Information supplied
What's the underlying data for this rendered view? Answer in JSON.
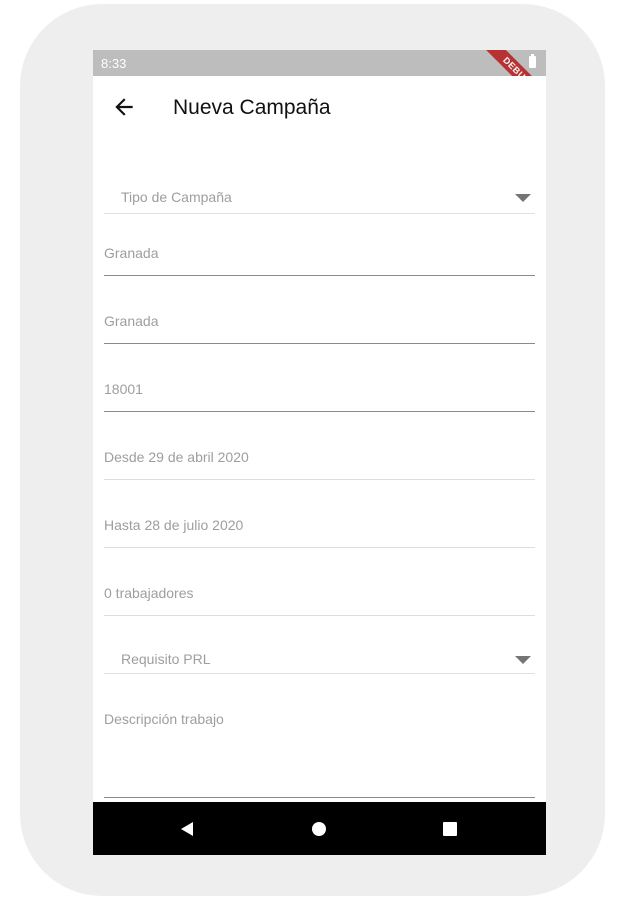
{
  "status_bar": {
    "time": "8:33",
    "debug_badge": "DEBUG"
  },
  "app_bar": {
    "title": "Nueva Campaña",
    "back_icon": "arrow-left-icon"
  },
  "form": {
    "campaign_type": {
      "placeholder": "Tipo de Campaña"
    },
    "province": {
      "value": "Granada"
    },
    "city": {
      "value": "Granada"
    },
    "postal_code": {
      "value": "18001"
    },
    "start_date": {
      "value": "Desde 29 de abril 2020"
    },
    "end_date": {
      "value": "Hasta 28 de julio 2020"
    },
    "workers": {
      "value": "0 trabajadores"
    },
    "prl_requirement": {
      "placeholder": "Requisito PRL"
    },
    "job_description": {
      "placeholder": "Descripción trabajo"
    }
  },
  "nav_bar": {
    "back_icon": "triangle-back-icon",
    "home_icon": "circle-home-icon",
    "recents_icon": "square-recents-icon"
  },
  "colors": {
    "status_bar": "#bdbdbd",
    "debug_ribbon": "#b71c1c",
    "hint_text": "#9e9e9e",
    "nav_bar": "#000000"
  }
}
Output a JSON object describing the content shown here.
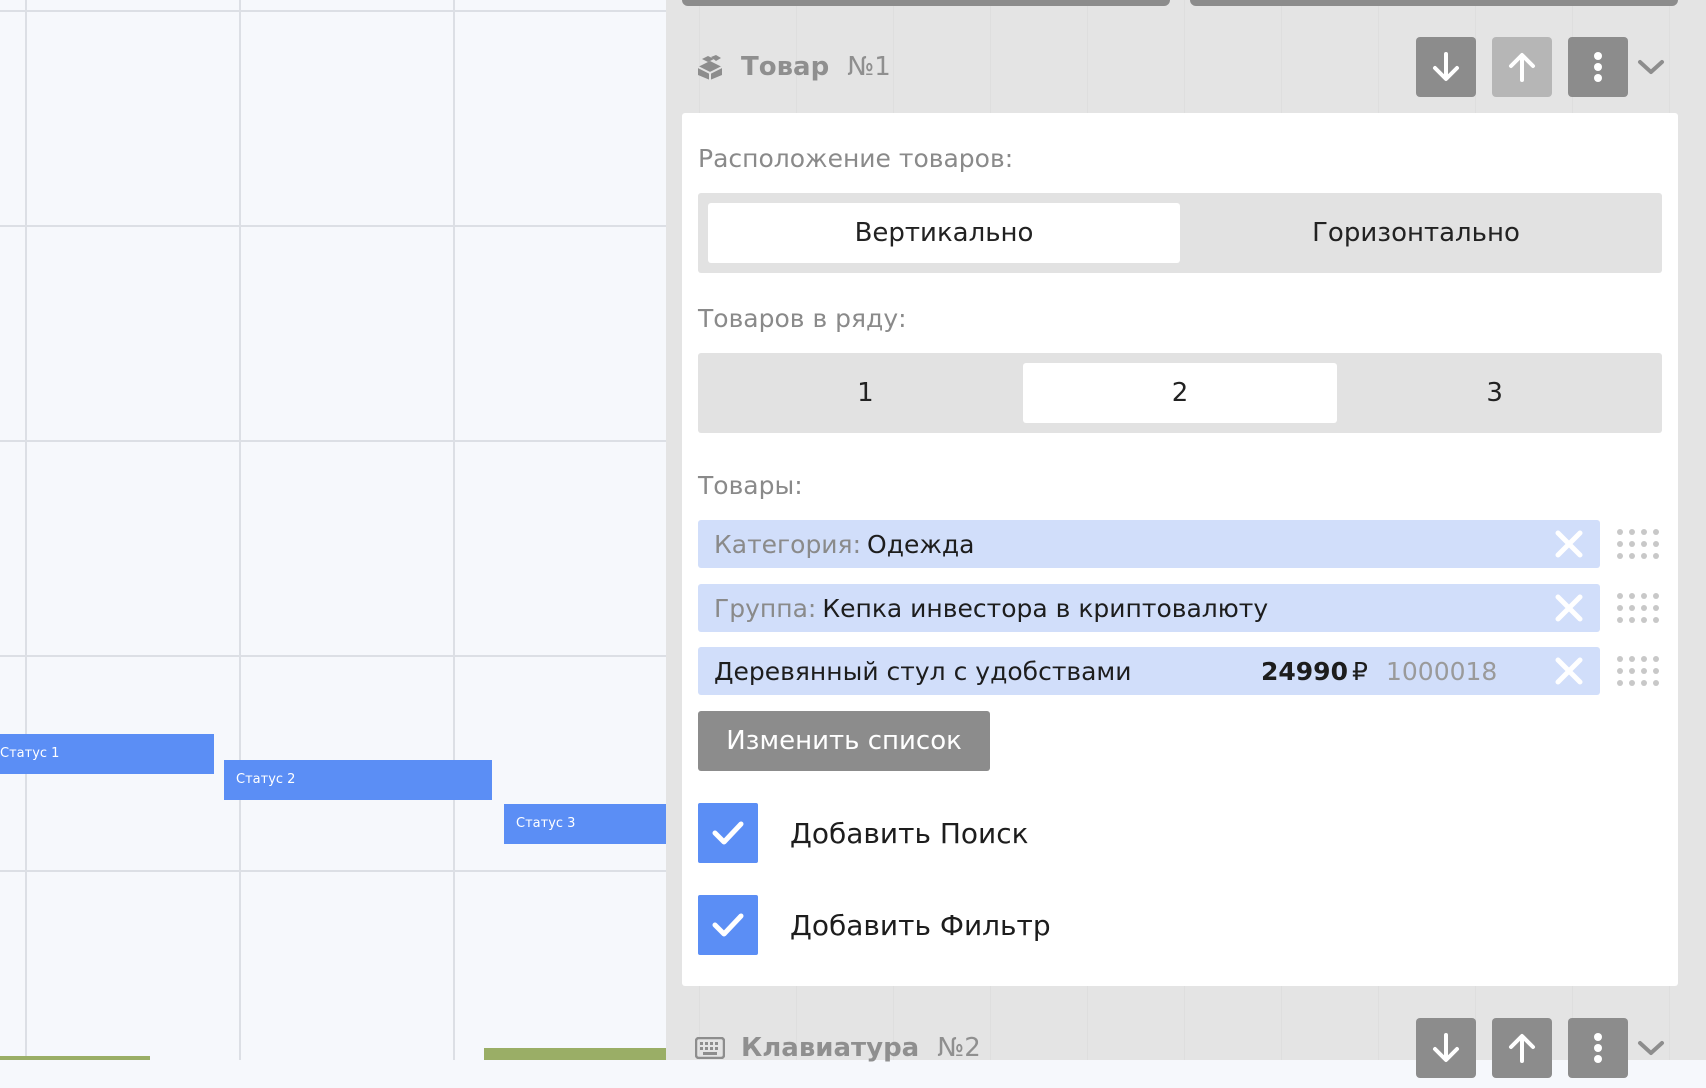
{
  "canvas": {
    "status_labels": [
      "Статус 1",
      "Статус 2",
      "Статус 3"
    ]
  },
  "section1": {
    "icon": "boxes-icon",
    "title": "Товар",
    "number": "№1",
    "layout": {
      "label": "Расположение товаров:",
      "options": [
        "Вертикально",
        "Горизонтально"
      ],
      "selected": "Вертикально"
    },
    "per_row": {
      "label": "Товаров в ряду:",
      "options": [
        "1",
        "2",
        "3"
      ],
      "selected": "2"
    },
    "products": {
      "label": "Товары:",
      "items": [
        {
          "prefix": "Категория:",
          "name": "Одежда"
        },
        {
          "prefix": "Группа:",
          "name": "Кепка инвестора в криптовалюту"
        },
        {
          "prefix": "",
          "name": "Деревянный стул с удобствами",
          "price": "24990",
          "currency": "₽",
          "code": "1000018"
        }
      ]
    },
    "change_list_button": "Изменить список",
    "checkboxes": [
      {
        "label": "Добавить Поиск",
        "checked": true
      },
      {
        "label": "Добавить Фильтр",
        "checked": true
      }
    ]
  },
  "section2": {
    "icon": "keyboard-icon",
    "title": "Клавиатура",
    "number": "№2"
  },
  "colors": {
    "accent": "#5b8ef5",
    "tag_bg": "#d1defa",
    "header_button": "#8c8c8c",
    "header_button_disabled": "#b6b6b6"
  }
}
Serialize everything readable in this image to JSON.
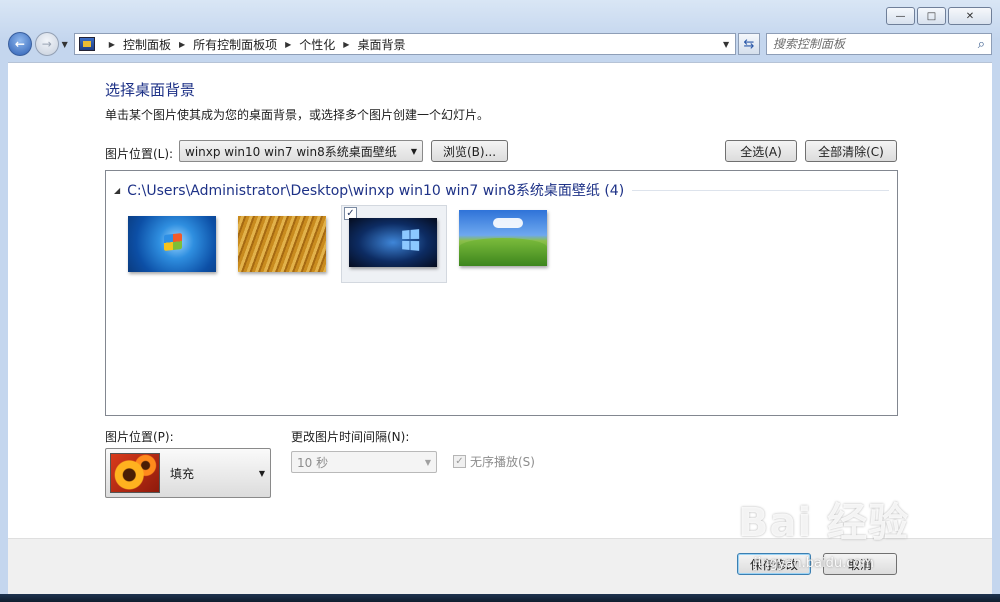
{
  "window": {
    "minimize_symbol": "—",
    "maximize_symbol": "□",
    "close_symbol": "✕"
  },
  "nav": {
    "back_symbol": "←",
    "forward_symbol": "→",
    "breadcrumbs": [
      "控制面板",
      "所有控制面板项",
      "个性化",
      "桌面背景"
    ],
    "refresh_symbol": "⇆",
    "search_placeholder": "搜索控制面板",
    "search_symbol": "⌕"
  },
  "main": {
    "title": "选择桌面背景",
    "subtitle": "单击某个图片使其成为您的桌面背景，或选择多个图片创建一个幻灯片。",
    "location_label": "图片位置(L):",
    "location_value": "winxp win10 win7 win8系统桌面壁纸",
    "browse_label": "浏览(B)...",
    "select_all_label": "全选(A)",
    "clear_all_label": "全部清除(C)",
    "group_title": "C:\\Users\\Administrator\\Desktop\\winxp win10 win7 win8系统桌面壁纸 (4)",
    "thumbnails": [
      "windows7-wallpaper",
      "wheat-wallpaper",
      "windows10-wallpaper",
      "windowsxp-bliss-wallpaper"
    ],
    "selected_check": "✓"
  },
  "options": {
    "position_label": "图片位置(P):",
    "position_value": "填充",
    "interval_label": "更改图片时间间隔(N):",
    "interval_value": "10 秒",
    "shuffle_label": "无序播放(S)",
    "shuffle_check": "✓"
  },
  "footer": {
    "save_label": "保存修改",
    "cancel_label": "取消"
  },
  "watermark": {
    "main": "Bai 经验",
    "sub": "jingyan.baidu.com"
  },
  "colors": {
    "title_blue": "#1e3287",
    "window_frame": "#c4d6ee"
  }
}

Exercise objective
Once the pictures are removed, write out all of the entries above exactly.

Reply to the exercise
What's the underlying data for this rendered view? Answer in JSON.
{
  "status_bar": {
    "time": "8:33",
    "debug_badge": "DEBUG"
  },
  "app_bar": {
    "title": "Nueva Campaña",
    "back_icon": "arrow-left-icon"
  },
  "form": {
    "campaign_type": {
      "placeholder": "Tipo de Campaña"
    },
    "province": {
      "value": "Granada"
    },
    "city": {
      "value": "Granada"
    },
    "postal_code": {
      "value": "18001"
    },
    "start_date": {
      "value": "Desde 29 de abril 2020"
    },
    "end_date": {
      "value": "Hasta 28 de julio 2020"
    },
    "workers": {
      "value": "0 trabajadores"
    },
    "prl_requirement": {
      "placeholder": "Requisito PRL"
    },
    "job_description": {
      "placeholder": "Descripción trabajo"
    }
  },
  "nav_bar": {
    "back_icon": "triangle-back-icon",
    "home_icon": "circle-home-icon",
    "recents_icon": "square-recents-icon"
  },
  "colors": {
    "status_bar": "#bdbdbd",
    "debug_ribbon": "#b71c1c",
    "hint_text": "#9e9e9e",
    "nav_bar": "#000000"
  }
}
Output a JSON object describing the content shown here.
{
  "canvas": {
    "status_labels": [
      "Статус 1",
      "Статус 2",
      "Статус 3"
    ]
  },
  "section1": {
    "icon": "boxes-icon",
    "title": "Товар",
    "number": "№1",
    "layout": {
      "label": "Расположение товаров:",
      "options": [
        "Вертикально",
        "Горизонтально"
      ],
      "selected": "Вертикально"
    },
    "per_row": {
      "label": "Товаров в ряду:",
      "options": [
        "1",
        "2",
        "3"
      ],
      "selected": "2"
    },
    "products": {
      "label": "Товары:",
      "items": [
        {
          "prefix": "Категория:",
          "name": "Одежда"
        },
        {
          "prefix": "Группа:",
          "name": "Кепка инвестора в криптовалюту"
        },
        {
          "prefix": "",
          "name": "Деревянный стул с удобствами",
          "price": "24990",
          "currency": "₽",
          "code": "1000018"
        }
      ]
    },
    "change_list_button": "Изменить список",
    "checkboxes": [
      {
        "label": "Добавить Поиск",
        "checked": true
      },
      {
        "label": "Добавить Фильтр",
        "checked": true
      }
    ]
  },
  "section2": {
    "icon": "keyboard-icon",
    "title": "Клавиатура",
    "number": "№2"
  },
  "colors": {
    "accent": "#5b8ef5",
    "tag_bg": "#d1defa",
    "header_button": "#8c8c8c",
    "header_button_disabled": "#b6b6b6"
  }
}
Serialize everything readable in this image to JSON.
{
  "window": {
    "minimize_symbol": "—",
    "maximize_symbol": "□",
    "close_symbol": "✕"
  },
  "nav": {
    "back_symbol": "←",
    "forward_symbol": "→",
    "breadcrumbs": [
      "控制面板",
      "所有控制面板项",
      "个性化",
      "桌面背景"
    ],
    "refresh_symbol": "⇆",
    "search_placeholder": "搜索控制面板",
    "search_symbol": "⌕"
  },
  "main": {
    "title": "选择桌面背景",
    "subtitle": "单击某个图片使其成为您的桌面背景，或选择多个图片创建一个幻灯片。",
    "location_label": "图片位置(L):",
    "location_value": "winxp win10 win7 win8系统桌面壁纸",
    "browse_label": "浏览(B)...",
    "select_all_label": "全选(A)",
    "clear_all_label": "全部清除(C)",
    "group_title": "C:\\Users\\Administrator\\Desktop\\winxp win10 win7 win8系统桌面壁纸 (4)",
    "thumbnails": [
      "windows7-wallpaper",
      "wheat-wallpaper",
      "windows10-wallpaper",
      "windowsxp-bliss-wallpaper"
    ],
    "selected_check": "✓"
  },
  "options": {
    "position_label": "图片位置(P):",
    "position_value": "填充",
    "interval_label": "更改图片时间间隔(N):",
    "interval_value": "10 秒",
    "shuffle_label": "无序播放(S)",
    "shuffle_check": "✓"
  },
  "footer": {
    "save_label": "保存修改",
    "cancel_label": "取消"
  },
  "watermark": {
    "main": "Bai 经验",
    "sub": "jingyan.baidu.com"
  },
  "colors": {
    "title_blue": "#1e3287",
    "window_frame": "#c4d6ee"
  }
}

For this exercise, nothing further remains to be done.